Gas prices have fallen considerably in the past 12 months but consumers aren't spending that newfound cash. Jeanne Yurman reports.
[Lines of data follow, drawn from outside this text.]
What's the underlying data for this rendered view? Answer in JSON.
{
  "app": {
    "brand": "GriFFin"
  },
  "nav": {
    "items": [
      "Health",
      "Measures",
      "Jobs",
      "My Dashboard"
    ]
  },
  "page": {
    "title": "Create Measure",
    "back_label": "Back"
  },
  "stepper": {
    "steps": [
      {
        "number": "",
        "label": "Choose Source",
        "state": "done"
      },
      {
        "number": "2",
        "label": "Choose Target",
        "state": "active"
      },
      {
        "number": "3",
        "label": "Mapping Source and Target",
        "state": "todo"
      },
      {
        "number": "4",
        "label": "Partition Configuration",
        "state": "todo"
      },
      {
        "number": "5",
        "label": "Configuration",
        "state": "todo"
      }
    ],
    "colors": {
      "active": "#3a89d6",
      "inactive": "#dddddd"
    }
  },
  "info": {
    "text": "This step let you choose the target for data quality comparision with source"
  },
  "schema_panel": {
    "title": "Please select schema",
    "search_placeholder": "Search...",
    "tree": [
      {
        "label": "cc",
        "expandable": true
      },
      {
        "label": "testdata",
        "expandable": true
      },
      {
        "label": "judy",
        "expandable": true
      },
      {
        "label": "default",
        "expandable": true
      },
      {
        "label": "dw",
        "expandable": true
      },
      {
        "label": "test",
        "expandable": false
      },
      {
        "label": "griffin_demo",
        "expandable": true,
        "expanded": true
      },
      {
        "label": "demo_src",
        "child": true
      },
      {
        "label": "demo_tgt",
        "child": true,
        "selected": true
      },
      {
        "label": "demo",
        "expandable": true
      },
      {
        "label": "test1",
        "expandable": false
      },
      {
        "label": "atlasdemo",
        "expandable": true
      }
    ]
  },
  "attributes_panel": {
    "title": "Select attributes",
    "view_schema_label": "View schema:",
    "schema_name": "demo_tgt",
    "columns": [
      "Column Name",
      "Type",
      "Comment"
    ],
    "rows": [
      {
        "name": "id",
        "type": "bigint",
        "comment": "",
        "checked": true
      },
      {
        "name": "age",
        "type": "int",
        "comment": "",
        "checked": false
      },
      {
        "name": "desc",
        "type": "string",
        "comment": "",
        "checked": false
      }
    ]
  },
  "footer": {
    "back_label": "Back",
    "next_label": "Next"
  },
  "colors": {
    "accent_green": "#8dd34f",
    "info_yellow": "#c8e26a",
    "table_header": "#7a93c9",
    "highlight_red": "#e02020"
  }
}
Tumbling gas prices equate to virtual pay raises. But many Americans don't seem to be spending that that new found cash. Retail sales have been relatively flat and the savings rate is up. So what gives? Behavioral economist, Dan Ariely at Duke University, says it's a phenomenon called loss aversion. (SOUNDBITE) DAN ARIELY, PROFESSOR OF PSYCHOLOGY AND BEHAVIORAL ECONOMICS, DUKE UNIVERSITY (ENGLISH) SAYING: "When the prices go up, we experience a very strong loss aversion, and we worry, and we are upset, and we do all kinds of things, amazing stories about what people do when the prices go up. When the prices go down, they don't have the similar effect on us, we just don't feel as good as we would have felt bad, and, therefore, we don't do much on the upside of that." He says spending, in general, is more connected to our psychological well being than our financial well being. And since the financial crisis, psychologically we're a little spent. (SOUNDBITE) DAN ARIELY, PROFESSOR OF PSYCHOLOGY AND BEHAVIORAL ECONOMICS, DUKE UNIVERSITY (ENGLISH) SAYING: "2007, 2008 were a shaking of the confidence in the market, and, I think, confidence has not really been regained since then. I think, our confidence in the government, the confidence in financial institutions, the confidence that there is some kind of certain future out there has been diminished." But some experts point to a surge in consumer discretionary stocks as one sign that our blues may be abating. Bankrate.com's, Chief Financial Analyst, Greg McBride. (SOUNDBITE) GREG MCBRIDE, CHIEF FINANCIAL ANALYST, BANKRATE.COM (ENGLISH) SAYING : "You know, stocks move in advance, not necessarily in response to, you know, the economic indicators. You know, stocks anticipate what's coming, and, I think, what you're seeing is a reflection in those prices that, you know, for the consumer, things are getting better, they are looking up, and that the consumer is going to have a little more buying power later in 2015 than they have at beginning of 2015." U.S. economic growth depends on America being in better spirits. Consumer spending drives two-thirds of it. Ariely says for now low gas prices are only a happy pill of sorts. To spend more freely over the long term, Americans will need sustained optimism about jobs and the government overall.